Lars von Trier is destined for the same result.

The works of Lars von Trier, I find him to be ever intriguing.  I also find his stuff to be ever repugnant.  And yet, after having that sour flavor in my mouth for long enough, I am beginning to acquire an addiction to it.  It is a kind of masochism.

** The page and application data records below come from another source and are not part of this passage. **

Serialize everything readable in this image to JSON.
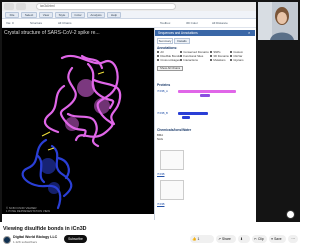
{
  "browser": {
    "url": "icn3d.html"
  },
  "toolbar": {
    "items": [
      "File",
      "Select",
      "View",
      "Style",
      "Color",
      "Analysis",
      "Help"
    ],
    "secondary": [
      "Vie: 0",
      "Structure",
      "All Chains",
      "Toolbox",
      "3D Color",
      "All Distance"
    ]
  },
  "viewer": {
    "title": "Crystal structure of SARS-CoV-2 spike re...",
    "footer_line1": "© NCBI ICN3D VIEWER",
    "footer_line2": "1 POSE REPRESENTATION VIEW"
  },
  "panel": {
    "header": "Sequences and Annotations",
    "tabs": [
      "Summary",
      "Details"
    ],
    "annotations_heading": "Annotations:",
    "checkboxes": [
      "All",
      "Conserved Domains",
      "Disulfide Bonds",
      "Functional Sites",
      "SNPs",
      "Custom",
      "3D Domains",
      "Cross-Linkages",
      "Interactions",
      "ClinVar",
      "Mutations",
      "Glycans"
    ],
    "show_all_chains": "Show All Chains",
    "proteins_heading": "Proteins",
    "seq1_label": "7NNB_A",
    "seq2_label": "7NNB_B",
    "chem_heading": "Chemicals/Ions/Water",
    "chem_items": [
      "BMA",
      "NAG"
    ],
    "links": [
      "7NNB",
      "7NNB"
    ]
  },
  "video": {
    "title": "Viewing disulfide bonds in iCn3D",
    "channel": "Digital World Biology LLC",
    "subscribers": "1.12K subscribers",
    "subscribe_label": "Subscribe",
    "likes": "1",
    "share_label": "Share",
    "download_label": "Download",
    "clip_label": "Clip",
    "save_label": "Save"
  },
  "colors": {
    "protein_magenta": "#e066e8",
    "protein_blue": "#2a3fd6",
    "disulfide_yellow": "#f2e23a"
  }
}
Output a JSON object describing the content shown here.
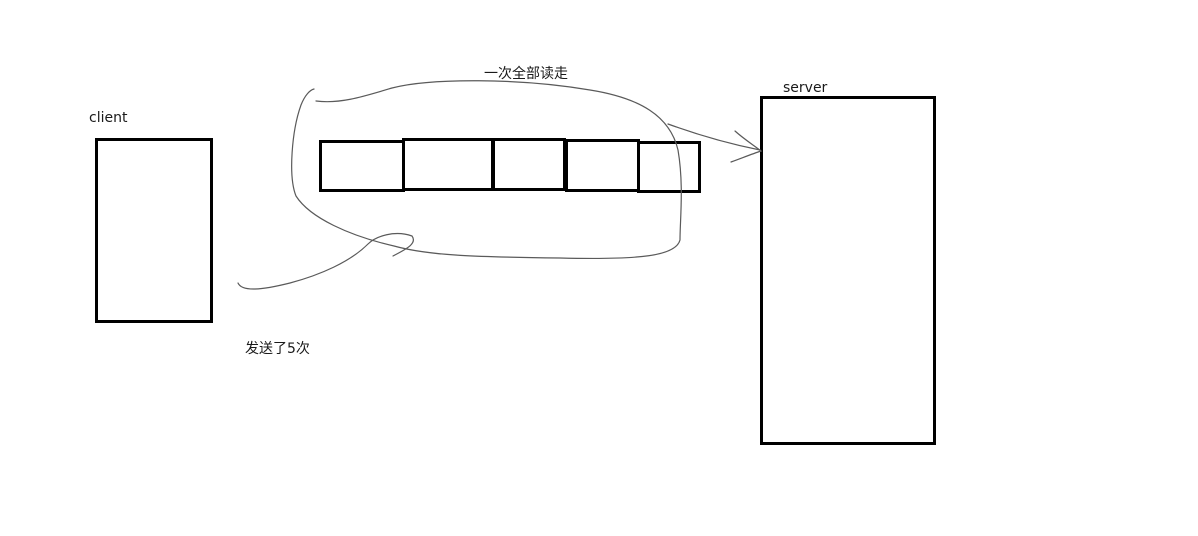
{
  "labels": {
    "client": "client",
    "server": "server",
    "read_all": "一次全部读走",
    "sent_times": "发送了5次"
  },
  "colors": {
    "box_stroke": "#000000",
    "sketch_stroke": "#5a5a5a",
    "text": "#1a1a1a"
  },
  "packets": {
    "count": 5
  }
}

The narration of "Europa" displays it well enough; von Trier is a control freak.  I don't know if there is a film maker in the world that is in more control of the outworking of his mind in the whole of the world (even when he supposedly releases control, as in "The Boss of It All", he still seems to be flexing his might by his ability to be merciful and 'release control').  I love finding myself immersed in movies by directors like Wim Wenders or Jim Jarmusch (though they both have many off-films), in which the characters seem to breathe and move entirely of their own discretion.  In von Trier's world, everything is pre-ordained.  He IS A TERRIFYING GOD.  The narrator of "Europa" tells us of his control from the very beginning.  He tells us what we will do, who we will meet, and when we will die.  In watching the film, we subject ourselves to be his slaves.

Luckily, for Mr. von Trier, he is adept with his many tools, and by his God-given nature, he is genius.  Therefore, to be his slave, is to be controlled by someone who knows how to control exceptionally well.

Now, I have written that Lars von Trier is destined to suffer the same fate as Camden Dore did that fateful day that he allowed himself to become heartbroken.  He cannot live up to be my new archenemy.  Apparently, von Trier has a deafening fear of planes, so he won't ever visit America, the land he so readily recreates in his movies.  This is a stupid characteristic.  It is a severe character flaw, and it undercuts his ideology.

But von Trier has something going for him that Camden Dore lacked.  Lars von Trier may keep his ideologies, and I may find myself becoming ever more coozy with his cruel manifestations, so long as I ignore Lars von Trier, the human.  I'm sure the same is true of Sartre and Nietzsche.  To see how their lives don't live up to their words would be iconoclastic.

To maintain the allure of Lars, to continue to snuggle-up with his toxic venom, I must see him only as the god of a strangely attractive world.  Whoever the man, Lars von Trier, is, I must divorce myself from.

I have written much about the STATUS of my relationship to von Trier's works without describing at all what it is about those works that I find so wrist-slittingly enthralling.  I will finish this off-the-cusp essay by telling one more analogy.

Before I met Camden Dore, I spent a summer working at an elementary school for the mentally handicapped.  There was a student who loved rocks.  There would be two jugs of rocks.  I would grab a rock from one jug, hand it to the boy, to which he would respond by gleefully plopping the rock in the other jug.  This amusement could last for two hours without rest.  If I ever dared to become distracted from our epic duty of playing 'Rock-to-Jug-Forever' by looking away, this rock lover of mine would smuggle a rock into his shoes.  This is where he kept his rock collection.  We learned to check his shoes for stones before letting him run off anywhere, otherwise he would run about allowing the rocks in his shoes to bloody up his socks.  He never seemed to mind the pain the rocks caused him.  But he always screamed at us when we tried to take the rocks away.

A quote often associated with von Trier: “a film should be like a stone in your shoe”.

I have imagined being this boy, running on rocks nestled underneath my toes in my shoe.  What is that like?  I think this: as long as there are rocks in my socks, I will think of nothing else.  It has the immediate ability to focus all my energy on this singular incident.  My mind can be nowhere else.

It is often said that that with which we spend our time, there is our heart.

Thursday, April 15, 2010


Learning about myself still: my passions flicker like light shining through a revolving door.

A couple months ago I was gung-ho about writing my evolution of thought through film reviews and countdowns.

For the moment (and last 3 plus weeks), that passion has ebbed.

But it'll flow again.

That door keeps swinging.

In the mean-time, go watch The NeverEnding Story.